Three years on

Almost three years ago I wrote an opinion piece about being bisexual and Muslim. Looking back now much has changed for the better. It surprised me by how much, something I didn’t realise until I re-read the article just a few months ago.

Day to day the changes seem non-existent. It’s with the benefit of hindsight you can see the glacier shift long distances.

Perhaps the most significant change, in addition to now identifying as gay rather than bisexual, is my religious outlook. Back then I understood sexuality through the conservative prism I had been brought up with, i.e. I thought being “actively gay” i.e. having gay sex, was haram. So whilst I accepted being gay and Muslim was possible from a legalistic point of view (as sexuality is something you cannot control), acting upon desire (having sex) was not. That basically meant there was a part of me that still sat, despite the progress I had made up until that point, uncomfortably in my Muslim identity. In other words, I still believed my Muslimness could not and would not fully and properly encompass my queer identity.

For a long time, months in fact, when I thought that would never change. I resigned to hopelessness about faith and sexuality. I prayed, I cried, on so many occasions.

I come from quite a conservative Muslim background, and there has always been a strong emphasis on learning and acquiring knowledge. Or perhaps more accurately, acquiring the “correct” knowledge. As a result coming to a theological harmony was really important to me. For a long time I never thought that would happen. It would seem the Qur’an is clear cut on homosexuality (or more accurately non-heterosexualities), but as I learned, the reality is more complex.

For an essay at university I picked up a book to see if it would be worth reading. Eyes scrolling down the contents page I saw the chapter that would change things for me forever.

The chapter in question is “Sexuality, diversity and ethics in the agenda of progressive Muslims”, by Scott Siraj al-Haqq Kugle, in Progressive Muslims: On Justice, Gender, and Pluralism, edited by Omid Safi. Kugle forensically goes through the Qur’an and Hadith tackling the sticky issues when it comes to Islamic theology.
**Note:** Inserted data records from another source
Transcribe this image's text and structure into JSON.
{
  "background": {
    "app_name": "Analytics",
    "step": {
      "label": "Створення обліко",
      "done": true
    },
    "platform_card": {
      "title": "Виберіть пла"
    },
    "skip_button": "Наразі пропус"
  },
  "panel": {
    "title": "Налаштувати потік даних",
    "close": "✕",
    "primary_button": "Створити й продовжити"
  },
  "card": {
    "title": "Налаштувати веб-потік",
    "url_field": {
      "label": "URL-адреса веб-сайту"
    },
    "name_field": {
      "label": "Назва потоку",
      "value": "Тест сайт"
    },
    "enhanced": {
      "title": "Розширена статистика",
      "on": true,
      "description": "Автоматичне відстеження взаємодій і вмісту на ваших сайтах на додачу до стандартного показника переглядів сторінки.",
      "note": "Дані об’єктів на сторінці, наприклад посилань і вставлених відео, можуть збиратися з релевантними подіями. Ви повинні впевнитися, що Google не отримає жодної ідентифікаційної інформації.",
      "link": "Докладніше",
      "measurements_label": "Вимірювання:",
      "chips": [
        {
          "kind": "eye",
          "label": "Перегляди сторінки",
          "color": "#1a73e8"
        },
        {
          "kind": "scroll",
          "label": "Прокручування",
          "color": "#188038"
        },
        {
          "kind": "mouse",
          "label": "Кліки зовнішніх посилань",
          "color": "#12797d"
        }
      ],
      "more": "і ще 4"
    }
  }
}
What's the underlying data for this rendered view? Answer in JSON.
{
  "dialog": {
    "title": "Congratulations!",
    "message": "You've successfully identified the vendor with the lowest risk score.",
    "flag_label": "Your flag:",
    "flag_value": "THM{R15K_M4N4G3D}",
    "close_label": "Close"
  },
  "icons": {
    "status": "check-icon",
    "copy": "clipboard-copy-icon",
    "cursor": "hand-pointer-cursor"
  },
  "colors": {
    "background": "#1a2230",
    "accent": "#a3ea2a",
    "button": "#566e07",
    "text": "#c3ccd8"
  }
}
Kugle’s chapter was my “aha!” moment, when I found the answers I was desperately searching for. This was the starting point. Since then after much thinking, reading, and reflection, I stopped subscribing to my previously held views which had been instilled into me as Truth from a young age.

To put it more bluntly, it is ok to be gay, Muslim, and it is not a sin to have gay sex.

I remember the evening when finishing the chapter. I was in my bedroom sat on my chair in a darkening room at maghrib time, having turned the final pages, not breathing. For some reason the most profound moments in my life have taken place as the sun is setting.

As the Kugle chapter had turned its final pages and the day came to a close, so had a chapter in my life as a Muslim who is reluctantly gay come to an end, and a new era as a queer Muslim had begun – though it didn’t dawn upon me what a truly significant moment it was at the time.

I finally allowed myself a deep breath, and felt nothing. Depression does that to you, creating a delay between knowing that a moment is, well, momentous, and feeling it in your bones. A great weight the size of Uhud had been lifted from my being, though it took a while to feel it.

My coming out journey was dragged out over nearly four years, but I remember that evening very clearly.

It is very easy for ulema (scholars) and others who claim the mantle of guardians of the religion to condemn non-heteronormative sexualities and gender – and of course they do – but no one group or person has the keys to correct knowledge, no matter how much they wail that they do. Islam is collective and individual all at the same time. You can pick up the Qur’an and develop a reading of it for yourself.

The key element for me was, as it still is, having the right intention and making dua for guidance so that I feel I am on the straight and narrow, as it were. I could be wrong about my approach, but I need to have the humility to accept that and change.

One of the greatest and most beautiful takeaways I’ve had had since queering my outlook is that my religious outlook has become far more inclusive and compassionate. I grew up being taught that Islam is inclusive, compassionate. The same people taught me there are limits. Sunni/Shia/Sufi/Deobandi/Barelwi/Wahhabi and so on and on the list goes – there are many boundaries between Muslims drawn in sands across the world by those claiming to preach in the name of Allah.

It was queerness that dissolved these boundaries for me.

Islam is inclusive and compassionate, and it took being gay to fully realise that, and extend it to all aspects of my life, not just the areas where the ulema claimed it reached, and stopped.